In working with clients on developing pre-employment testing systems, I’ve heard the expression “The Customer Service Gene,” or some variant of it, dozens of times. I like it because it transmits the idea that some people have it and some do not. It casually underlines the idea that there are some things you cannot train away. But, having good genes only provides potential. They only translate into high performance if nurtured through good training, coaching, and performance management.
I thought about what makes up the CSG while reading this interview with Jonathan Tisch. One thing that has always struck me when analyzing call center work is that there are only so many types of customer issues an agent encounters, but the customer’s circumstances are much more variable. The best agents are those who can be empathetic to unique circumstances while applying problem solving skills and creativity.
We also have to consider that there may be several sets of CSGs and that those which are the “best” really depend on the situation. For instance, there’s good data that suggest that those who call a contact center have different customer service expectations that those who text/e-mail. The former is looking for more of a personal interaction whereas the latter’s criteria for a good experience is getting the problem solved. Both sets of agents need to be creative problem solvers, but only one also has to have superior interaction skills.
The good news is that there are valid tests that assess candidates on these attributes that are cost effectively.
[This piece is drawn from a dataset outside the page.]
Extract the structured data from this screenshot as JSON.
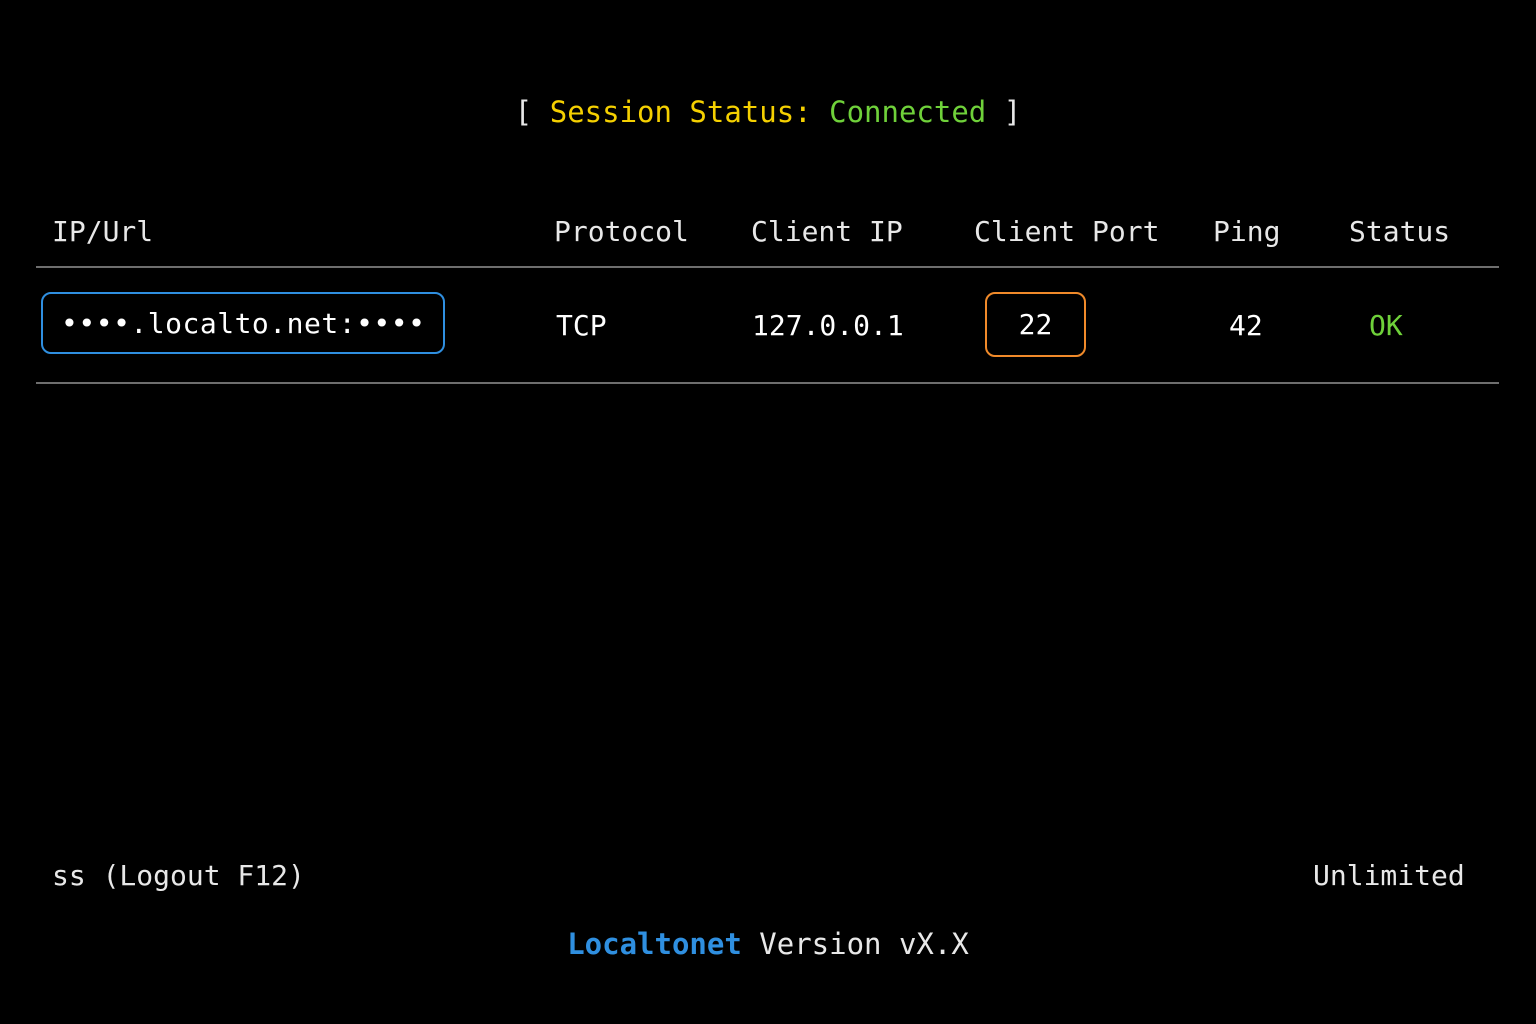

Using them will help you identify who has the appropriate CSG (or at lest a lot of it) for your contact center.
For more information on the Customer Service Gene and validated pre-employment testing programs, please contact Warren Bobrow.